As our reconnect conference starts on Monday, I’ll be staying down here in the south to join their conference. I’m excited to have the unexpected opportunity to see all my southern friends! I go back to the doctor on Monday and hopefully they’ll clear me to go back home by Tuesday so I can attend PDM with my counterpart Lucia, where we will learn how to design projects and write grants. As nice as the trip has been, I do feel a little guilty about missing two weeks of school, and having to miss everything else like English and Science club. I’m ready to go return to site well rested, refreshed, and a little more beautiful!
- Twinkly lights instantly upgrade mosquito net vibes from “African necessity” to “princess canopy”
- I must talk about being dirty/smelly a lot based on the number of soaps, scrubs, lotions, perfumes, powders, and loofas that I received
- Also my parents each independently sent me tooth paste/tooth brushes/gum/disposable tooth brushes/mouthwash…. Why are they so concerned about my oral health??
- I will never have to go to the market again #BolachasOnBolachas
- My dad is either very good at picking out makeup or very good at asking the sales women at Lush and Sephora what products would be best for a makeup/skincare addict living in Africa.
- Mimi takes granola requests seriously
- Volunteers LOVE Lush products (seriously if you’re trying to think of care package ideas for the volunteer in your life, I recommend just going into the store buying as much as you can fit into the box)
- I am particularly hyped about the Tea Tree water, Mr. Sandman powder, and Toothy Tabs which all seem perfectly suited for life in Moz
- I guess I’ve been complaining about not being prepared for rainy season as I now have three umbrellas and a rain jacket
- As much as I have been telling myself that life without cold brew is worth living… after having a taste I am not sure if that is completely true
- Full cabinets = good problems
Mandioca. Yuca. Cassava. All different names for the same plant that is a staple in the Mozambican diet. The leaves are used to make a stew called matapa and the roots are eaten dried, fried, and ground into an interesting kind of porridge called caracata that tastes kind of like what I imagine a mixture of sand and rubber cement would taste like.
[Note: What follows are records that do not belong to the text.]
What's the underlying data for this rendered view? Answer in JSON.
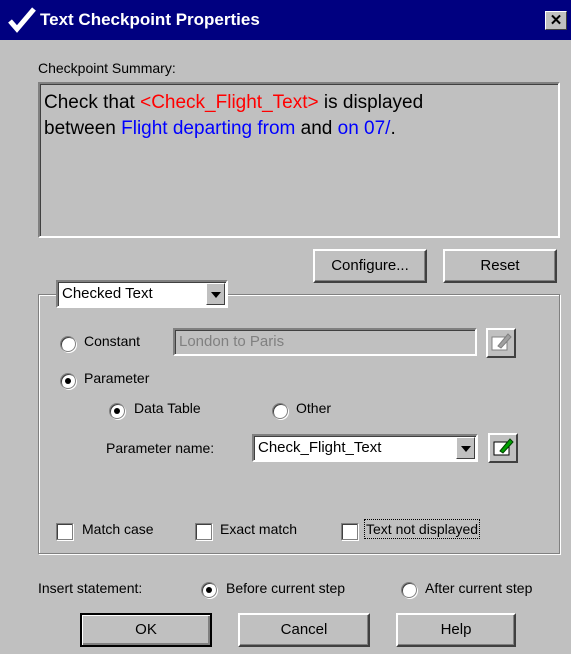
{
  "window": {
    "title": "Text Checkpoint Properties",
    "close_label": "✕"
  },
  "summary": {
    "label": "Checkpoint Summary:",
    "line1_prefix": "Check that ",
    "line1_param": "<Check_Flight_Text>",
    "line1_suffix": " is  displayed",
    "line2_prefix": "between ",
    "line2_before": "Flight departing from",
    "line2_mid": "  and ",
    "line2_after": "on 07/",
    "line2_end": "."
  },
  "buttons": {
    "configure": "Configure...",
    "reset": "Reset",
    "ok": "OK",
    "cancel": "Cancel",
    "help": "Help"
  },
  "group": {
    "selected": "Checked Text"
  },
  "constant": {
    "label": "Constant",
    "value": "London to Paris",
    "selected": false
  },
  "parameter": {
    "label": "Parameter",
    "selected": true,
    "data_table": {
      "label": "Data Table",
      "selected": true
    },
    "other": {
      "label": "Other",
      "selected": false
    },
    "name_label": "Parameter name:",
    "name_value": "Check_Flight_Text"
  },
  "options": {
    "match_case": "Match case",
    "exact_match": "Exact match",
    "text_not_displayed": "Text not displayed"
  },
  "insert": {
    "label": "Insert statement:",
    "before": "Before current step",
    "after": "After current step",
    "selected": "before"
  }
}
Based on my previous lack luster experiences with mandioca I never felt all that inclined to do too much cooking with in on my own, until my friend and fellow volunteer Nico came up with the idea of mandioca veggie burgers. Given the prevalence and affordability of mancioca, and the number of times I have eaten beans this week (9), I was excited to try something a little different. I was also excited about this recipe is because it could be made with ingredients I can reliably find at site or in my district capital (~30 minute car ride away,) because I feel like I’ve been relying a lot on ingredients from Nampula City which is close to two hours away.
- 1 smallish stick of mandioca
- ½ carrot
- ½ small onion
- 1 blub garlic
- Little bit of flour
- Cumin, curry powder
- Start by peeling and cutting the mandioca into small cubes, throw it into a boiling pot of water until soft, about 30 minutes or so
- Dice the onion, carrot, and garlic into very small pieces, and sauté until lightly browned.
- When the mandoica is soft, mash it, and add in the other veggies and spices to taste.
- Form into patties, coat in flour (to form better crust) and pan fry.
- Toast your bun and add whatever toppings you so desire!
The final product was a little bit crumbly, but made a delicious sandwich nonetheless. I added a fried egg (yay protein!), some piri piri sauce, and caramelized onions. I think if I were to make it again, I would also add some avocado because the mandioca itself was a little dry.